Duke Physics Colloquium: Learning from the Hard Cases: Iran, North Korea, Japan, and the Future of Nuclear Nonproliferation

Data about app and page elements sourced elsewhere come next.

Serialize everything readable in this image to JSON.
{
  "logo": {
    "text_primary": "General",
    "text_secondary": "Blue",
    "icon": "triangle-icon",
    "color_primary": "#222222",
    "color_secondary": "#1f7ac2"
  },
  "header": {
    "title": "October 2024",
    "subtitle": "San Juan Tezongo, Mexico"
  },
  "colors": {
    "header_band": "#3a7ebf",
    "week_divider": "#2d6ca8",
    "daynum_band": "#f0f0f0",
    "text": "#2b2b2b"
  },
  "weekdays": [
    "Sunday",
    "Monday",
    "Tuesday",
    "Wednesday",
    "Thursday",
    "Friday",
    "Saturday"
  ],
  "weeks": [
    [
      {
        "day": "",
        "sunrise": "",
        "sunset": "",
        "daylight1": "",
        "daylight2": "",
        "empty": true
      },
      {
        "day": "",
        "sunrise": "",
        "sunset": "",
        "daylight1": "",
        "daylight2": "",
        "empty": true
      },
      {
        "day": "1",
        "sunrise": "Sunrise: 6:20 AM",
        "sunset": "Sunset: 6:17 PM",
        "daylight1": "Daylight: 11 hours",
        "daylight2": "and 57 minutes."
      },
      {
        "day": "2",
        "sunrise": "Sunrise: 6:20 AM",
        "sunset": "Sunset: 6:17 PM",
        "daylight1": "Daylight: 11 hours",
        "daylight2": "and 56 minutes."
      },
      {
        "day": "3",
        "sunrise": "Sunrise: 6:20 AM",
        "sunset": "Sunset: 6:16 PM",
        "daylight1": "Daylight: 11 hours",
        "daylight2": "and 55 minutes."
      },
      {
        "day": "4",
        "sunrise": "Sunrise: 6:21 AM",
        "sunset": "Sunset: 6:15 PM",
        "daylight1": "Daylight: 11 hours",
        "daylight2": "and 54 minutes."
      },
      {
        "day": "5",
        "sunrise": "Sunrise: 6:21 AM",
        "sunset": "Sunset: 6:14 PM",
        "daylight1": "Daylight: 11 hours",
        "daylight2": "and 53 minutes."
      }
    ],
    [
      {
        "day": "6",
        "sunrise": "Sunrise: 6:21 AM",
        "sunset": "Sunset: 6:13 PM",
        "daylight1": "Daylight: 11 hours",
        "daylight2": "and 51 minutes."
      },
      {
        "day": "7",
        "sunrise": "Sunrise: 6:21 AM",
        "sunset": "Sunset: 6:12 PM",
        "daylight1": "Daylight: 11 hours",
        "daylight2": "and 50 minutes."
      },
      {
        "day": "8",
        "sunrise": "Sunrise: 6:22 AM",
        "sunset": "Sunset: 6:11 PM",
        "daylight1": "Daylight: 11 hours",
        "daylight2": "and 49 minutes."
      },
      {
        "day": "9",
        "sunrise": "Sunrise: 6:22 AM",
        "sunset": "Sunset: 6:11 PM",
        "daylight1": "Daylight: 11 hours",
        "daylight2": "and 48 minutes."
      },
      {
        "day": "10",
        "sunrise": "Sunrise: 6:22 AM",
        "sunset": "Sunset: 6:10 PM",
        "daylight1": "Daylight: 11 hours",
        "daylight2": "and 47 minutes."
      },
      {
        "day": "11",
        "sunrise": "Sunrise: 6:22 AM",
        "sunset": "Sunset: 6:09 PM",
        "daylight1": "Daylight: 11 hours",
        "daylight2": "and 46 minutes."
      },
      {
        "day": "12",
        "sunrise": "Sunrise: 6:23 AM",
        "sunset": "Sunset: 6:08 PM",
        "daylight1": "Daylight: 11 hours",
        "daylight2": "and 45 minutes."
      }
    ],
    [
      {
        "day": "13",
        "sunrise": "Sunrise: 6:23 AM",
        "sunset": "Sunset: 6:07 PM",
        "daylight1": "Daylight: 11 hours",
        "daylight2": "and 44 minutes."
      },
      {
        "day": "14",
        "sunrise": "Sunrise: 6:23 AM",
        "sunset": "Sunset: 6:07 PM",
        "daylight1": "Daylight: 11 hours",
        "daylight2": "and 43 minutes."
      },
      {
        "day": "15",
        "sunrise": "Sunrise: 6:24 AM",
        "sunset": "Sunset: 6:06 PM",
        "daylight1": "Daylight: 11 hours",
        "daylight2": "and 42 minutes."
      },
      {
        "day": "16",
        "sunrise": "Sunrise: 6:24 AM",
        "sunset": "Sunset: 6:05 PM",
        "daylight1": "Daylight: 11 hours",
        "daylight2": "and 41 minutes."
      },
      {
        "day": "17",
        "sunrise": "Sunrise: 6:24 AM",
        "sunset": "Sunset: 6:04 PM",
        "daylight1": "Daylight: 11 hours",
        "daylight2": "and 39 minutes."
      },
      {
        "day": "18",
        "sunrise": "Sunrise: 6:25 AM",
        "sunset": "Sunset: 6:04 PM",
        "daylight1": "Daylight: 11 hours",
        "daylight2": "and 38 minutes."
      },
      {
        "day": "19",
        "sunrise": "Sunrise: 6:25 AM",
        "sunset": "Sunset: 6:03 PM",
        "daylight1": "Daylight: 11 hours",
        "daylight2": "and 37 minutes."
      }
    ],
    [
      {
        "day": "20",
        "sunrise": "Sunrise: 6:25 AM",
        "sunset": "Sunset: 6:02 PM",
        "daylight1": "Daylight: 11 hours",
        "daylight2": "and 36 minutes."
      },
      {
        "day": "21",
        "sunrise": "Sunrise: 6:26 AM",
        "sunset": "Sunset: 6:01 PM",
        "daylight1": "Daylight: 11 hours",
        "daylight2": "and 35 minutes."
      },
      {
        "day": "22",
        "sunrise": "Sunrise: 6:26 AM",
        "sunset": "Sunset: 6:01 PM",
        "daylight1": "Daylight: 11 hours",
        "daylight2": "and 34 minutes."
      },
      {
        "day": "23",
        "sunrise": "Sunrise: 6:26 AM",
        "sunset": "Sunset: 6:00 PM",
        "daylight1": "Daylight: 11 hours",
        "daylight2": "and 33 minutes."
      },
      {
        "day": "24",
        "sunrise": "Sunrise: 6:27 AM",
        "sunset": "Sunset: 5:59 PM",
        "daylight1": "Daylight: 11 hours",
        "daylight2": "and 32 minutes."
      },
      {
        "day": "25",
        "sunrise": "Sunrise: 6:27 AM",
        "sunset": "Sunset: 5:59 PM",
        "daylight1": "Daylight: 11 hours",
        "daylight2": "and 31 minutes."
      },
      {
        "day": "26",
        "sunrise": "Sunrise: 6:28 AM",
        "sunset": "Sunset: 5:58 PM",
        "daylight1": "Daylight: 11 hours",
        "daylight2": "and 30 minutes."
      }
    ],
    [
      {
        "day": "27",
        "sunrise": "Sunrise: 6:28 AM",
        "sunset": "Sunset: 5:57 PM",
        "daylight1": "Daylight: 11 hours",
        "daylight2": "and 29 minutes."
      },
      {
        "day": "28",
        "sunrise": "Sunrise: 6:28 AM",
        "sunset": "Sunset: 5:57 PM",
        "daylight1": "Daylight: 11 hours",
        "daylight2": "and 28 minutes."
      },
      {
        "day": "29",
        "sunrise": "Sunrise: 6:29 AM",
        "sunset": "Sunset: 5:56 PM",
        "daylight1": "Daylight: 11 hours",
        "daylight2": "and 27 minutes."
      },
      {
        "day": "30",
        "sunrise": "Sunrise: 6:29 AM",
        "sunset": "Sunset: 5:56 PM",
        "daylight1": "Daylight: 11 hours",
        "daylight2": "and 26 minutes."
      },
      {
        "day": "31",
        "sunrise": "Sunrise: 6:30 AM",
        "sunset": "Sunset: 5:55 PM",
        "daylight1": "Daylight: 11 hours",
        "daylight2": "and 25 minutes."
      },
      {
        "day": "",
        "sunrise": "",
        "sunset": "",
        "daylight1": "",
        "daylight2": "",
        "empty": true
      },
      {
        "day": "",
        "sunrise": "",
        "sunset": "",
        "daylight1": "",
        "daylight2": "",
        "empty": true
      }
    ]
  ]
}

"Learning from the Hard Cases: Iran, North Korea, Japan, and the Future of Nuclear Nonproliferation" - Nuclear energy has the potential to help reduce carbon emissions and mitigate climate change. However, the technology also has serious drawbacks. For instance, the same facilities needed to generate nuclear power for peaceful purposes can be misused to produce nuclear explosive materials, primarily highly enriched uranium (HEU) and plutonium. This risk must be more effectively managed if nuclear power is to play a larger role in the world's energy mix. The system in place to deter and hopefully detect such misuses, the nuclear non-proliferation regime, has faced many challenges over the last several decades, including Iran, North Korea, and Japan. And it will have to confront new ones as nuclear energy facilities are deployed more widely in politically unstable regions such as the Middle East, without counting on a commensurate increase in resources. This talk will discuss some of the technical and political obstacles that the regime must overcome in order to adequately control proliferation risks in the future. | Faculty host: Joshua Socolar | Refreshments will be available before the event in room 130.